WORK INSTRUCTIONS →
Could you copy every line of the data that contains "this"?

INPUT MATERIAL →
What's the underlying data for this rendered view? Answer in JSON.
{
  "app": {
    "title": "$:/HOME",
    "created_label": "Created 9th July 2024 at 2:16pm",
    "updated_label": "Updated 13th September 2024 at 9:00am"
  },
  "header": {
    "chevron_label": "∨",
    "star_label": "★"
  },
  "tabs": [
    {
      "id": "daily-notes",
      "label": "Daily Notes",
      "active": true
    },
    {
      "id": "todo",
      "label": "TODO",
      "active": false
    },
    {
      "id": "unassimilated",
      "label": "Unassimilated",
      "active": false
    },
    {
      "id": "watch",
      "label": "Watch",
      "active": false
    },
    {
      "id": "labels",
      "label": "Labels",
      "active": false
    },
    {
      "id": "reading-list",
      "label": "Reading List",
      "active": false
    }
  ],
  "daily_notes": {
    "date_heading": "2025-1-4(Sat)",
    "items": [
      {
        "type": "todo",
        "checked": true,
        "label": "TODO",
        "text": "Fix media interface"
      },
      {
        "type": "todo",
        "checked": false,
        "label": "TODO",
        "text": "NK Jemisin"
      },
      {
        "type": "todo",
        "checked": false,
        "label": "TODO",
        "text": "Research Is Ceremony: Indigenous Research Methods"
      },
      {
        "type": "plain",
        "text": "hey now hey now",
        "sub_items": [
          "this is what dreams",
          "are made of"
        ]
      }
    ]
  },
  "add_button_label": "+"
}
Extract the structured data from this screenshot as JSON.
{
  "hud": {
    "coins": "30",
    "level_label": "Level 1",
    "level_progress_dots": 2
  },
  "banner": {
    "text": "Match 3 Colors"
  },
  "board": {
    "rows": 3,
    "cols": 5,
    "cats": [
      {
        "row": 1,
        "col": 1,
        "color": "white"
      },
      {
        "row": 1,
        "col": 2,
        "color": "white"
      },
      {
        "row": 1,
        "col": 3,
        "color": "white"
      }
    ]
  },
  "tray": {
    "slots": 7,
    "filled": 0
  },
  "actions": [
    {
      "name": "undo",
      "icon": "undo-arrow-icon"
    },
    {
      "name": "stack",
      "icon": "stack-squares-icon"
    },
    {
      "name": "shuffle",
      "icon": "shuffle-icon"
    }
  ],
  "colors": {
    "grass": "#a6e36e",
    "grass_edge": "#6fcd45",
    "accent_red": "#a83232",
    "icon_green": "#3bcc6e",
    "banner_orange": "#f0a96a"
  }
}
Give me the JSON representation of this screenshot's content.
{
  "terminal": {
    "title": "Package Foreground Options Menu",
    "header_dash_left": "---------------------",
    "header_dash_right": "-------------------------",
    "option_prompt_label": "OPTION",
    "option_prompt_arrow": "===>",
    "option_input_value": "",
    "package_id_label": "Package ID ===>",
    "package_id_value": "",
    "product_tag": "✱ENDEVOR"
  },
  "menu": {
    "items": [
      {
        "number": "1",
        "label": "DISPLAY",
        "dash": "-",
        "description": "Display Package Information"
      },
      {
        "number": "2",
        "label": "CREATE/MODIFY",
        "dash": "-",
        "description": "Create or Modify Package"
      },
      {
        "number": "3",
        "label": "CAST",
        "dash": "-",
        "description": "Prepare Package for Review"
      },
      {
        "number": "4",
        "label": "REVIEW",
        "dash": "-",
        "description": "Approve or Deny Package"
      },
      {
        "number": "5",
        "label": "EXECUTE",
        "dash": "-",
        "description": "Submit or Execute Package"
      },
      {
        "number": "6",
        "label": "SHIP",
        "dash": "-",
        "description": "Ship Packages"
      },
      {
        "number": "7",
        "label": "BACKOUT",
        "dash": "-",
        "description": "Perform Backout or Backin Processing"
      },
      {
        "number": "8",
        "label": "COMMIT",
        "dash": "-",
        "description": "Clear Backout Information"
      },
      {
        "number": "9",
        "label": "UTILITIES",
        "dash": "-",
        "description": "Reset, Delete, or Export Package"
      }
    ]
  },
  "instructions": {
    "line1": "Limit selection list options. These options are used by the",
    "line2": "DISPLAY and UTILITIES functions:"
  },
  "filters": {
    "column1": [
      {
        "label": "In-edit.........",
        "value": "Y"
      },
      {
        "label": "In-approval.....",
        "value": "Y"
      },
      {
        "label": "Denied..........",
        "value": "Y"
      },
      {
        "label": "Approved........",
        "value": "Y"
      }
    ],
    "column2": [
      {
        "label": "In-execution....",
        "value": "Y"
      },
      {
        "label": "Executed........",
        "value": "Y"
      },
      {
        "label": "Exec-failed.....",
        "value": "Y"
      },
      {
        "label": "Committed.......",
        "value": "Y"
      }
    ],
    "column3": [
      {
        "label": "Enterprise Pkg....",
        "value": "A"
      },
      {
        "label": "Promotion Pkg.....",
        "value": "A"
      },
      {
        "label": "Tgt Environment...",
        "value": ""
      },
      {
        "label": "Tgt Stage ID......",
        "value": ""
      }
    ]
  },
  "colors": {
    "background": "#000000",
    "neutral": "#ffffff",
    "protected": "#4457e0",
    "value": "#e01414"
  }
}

RESULT →
What's the underlying data for this rendered view? Answer in JSON.
          "this is what dreams",
Extract the structured data from this screenshot as JSON.
Give me the JSON representation of this screenshot's content.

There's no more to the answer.